Griffin came to Johns Hopkins as a virology fellow in 1970 after earning her medical and doctoral degrees from Stanford University School of Medicine. Upon completing her postdoctoral work, she was named an assistant professor and later professor of Medicine and Neurology. She served as an investigator at Howard Hughes Medical Institute from 1973 to 1979. In 1994, Griffin became chair of the Department of Molecular Microbiology and Immunology.

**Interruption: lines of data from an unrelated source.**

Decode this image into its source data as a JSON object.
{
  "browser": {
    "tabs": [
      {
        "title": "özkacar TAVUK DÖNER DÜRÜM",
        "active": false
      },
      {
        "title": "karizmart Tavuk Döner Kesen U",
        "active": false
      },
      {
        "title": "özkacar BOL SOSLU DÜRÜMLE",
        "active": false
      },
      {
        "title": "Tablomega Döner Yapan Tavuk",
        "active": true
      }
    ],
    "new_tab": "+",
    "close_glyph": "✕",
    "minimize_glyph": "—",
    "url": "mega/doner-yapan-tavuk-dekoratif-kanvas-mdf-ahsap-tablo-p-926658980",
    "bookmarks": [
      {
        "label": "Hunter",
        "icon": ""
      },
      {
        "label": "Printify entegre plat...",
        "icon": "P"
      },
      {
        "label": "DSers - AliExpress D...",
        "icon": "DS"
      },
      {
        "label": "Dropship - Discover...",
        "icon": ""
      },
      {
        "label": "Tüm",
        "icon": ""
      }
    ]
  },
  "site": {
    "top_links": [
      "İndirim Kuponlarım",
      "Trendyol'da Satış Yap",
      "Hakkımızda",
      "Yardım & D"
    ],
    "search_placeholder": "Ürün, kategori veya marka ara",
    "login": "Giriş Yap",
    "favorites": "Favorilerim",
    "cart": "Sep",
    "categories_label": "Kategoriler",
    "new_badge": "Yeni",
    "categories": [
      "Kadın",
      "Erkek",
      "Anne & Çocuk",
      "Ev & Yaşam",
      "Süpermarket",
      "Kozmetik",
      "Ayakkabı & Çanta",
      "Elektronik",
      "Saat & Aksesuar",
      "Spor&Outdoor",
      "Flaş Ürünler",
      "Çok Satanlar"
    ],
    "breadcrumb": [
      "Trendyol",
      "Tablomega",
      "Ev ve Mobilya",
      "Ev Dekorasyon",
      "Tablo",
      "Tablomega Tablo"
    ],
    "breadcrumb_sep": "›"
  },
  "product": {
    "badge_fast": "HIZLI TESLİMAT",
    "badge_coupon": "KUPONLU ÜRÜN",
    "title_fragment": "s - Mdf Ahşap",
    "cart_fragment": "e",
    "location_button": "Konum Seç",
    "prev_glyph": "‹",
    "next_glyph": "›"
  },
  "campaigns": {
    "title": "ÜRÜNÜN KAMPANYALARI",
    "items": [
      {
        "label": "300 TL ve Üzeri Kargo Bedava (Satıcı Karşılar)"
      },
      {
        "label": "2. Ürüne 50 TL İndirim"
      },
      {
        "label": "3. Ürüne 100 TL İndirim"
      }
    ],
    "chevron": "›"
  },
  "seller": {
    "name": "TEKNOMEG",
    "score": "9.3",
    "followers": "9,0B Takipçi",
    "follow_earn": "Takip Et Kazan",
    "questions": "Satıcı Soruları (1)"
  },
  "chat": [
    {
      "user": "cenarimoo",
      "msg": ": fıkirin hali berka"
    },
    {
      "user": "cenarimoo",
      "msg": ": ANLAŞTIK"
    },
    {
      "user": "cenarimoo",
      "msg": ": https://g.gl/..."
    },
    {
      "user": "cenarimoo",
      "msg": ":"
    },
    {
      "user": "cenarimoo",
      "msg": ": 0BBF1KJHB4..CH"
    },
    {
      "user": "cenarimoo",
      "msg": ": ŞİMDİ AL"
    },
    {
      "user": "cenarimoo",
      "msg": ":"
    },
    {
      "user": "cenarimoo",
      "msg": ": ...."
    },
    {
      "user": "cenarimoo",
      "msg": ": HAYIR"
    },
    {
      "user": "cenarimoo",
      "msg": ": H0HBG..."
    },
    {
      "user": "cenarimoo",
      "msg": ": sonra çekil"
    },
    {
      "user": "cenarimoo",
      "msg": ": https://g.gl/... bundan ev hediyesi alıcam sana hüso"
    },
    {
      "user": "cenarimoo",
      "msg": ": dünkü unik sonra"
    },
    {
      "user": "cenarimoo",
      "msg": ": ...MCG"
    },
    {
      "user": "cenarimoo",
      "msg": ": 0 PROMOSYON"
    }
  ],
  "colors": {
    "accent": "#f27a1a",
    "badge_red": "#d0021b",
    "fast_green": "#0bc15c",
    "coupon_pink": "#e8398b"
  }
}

Griffin is the principal investigator on a variety of grants from the National Institutes of Health, the Bill & Melinda Gates Foundation and the Dana Foundation. Her research focuses on how viruses cause disease, especially alpha-viruses, acute encephalitis and measles. Alpha-viruses are transmitted by mosquitoes and cause encephalitis in mammals and birds. She has identified determinants of virus virulence and mechanisms of non-cytolytic clearance of virus from infected neurons. Her studies of measles are focused on identification of the mechanisms of virus-induced immuno-suppression in the context of virus clearance. Griffin’s vaccine studies are defining the basis for atypical measles, and a new vaccine that can induce protective immunity in infants under the age of 6 months is under development.

She is the author or co-author of more than 300 scholarly papers and articles, and is the past president of the American Society for Virology, the Association of Medical School Microbiology Chairs and the American Society for Microbiology. She is also a member of the National Academy of Sciences, the American Academy of Microbiology and the Institute of Medicine.

Since 1985, the Maryland Women's Hall of Fame has honored Maryland women who have made unique and lasting contributions to the economic, political, cultural and social life of the state. The Hall of Fame was established by the Maryland Commission for Women and the Women Legislators of Maryland to provide visible models of achievement for tomorrow's female leaders.

In addition to Griffin, other Bloomberg School faculty inducted into the Maryland Women’s Hall of Fame include Rita Colwell, Edyth Schoenrich and Susan Baker.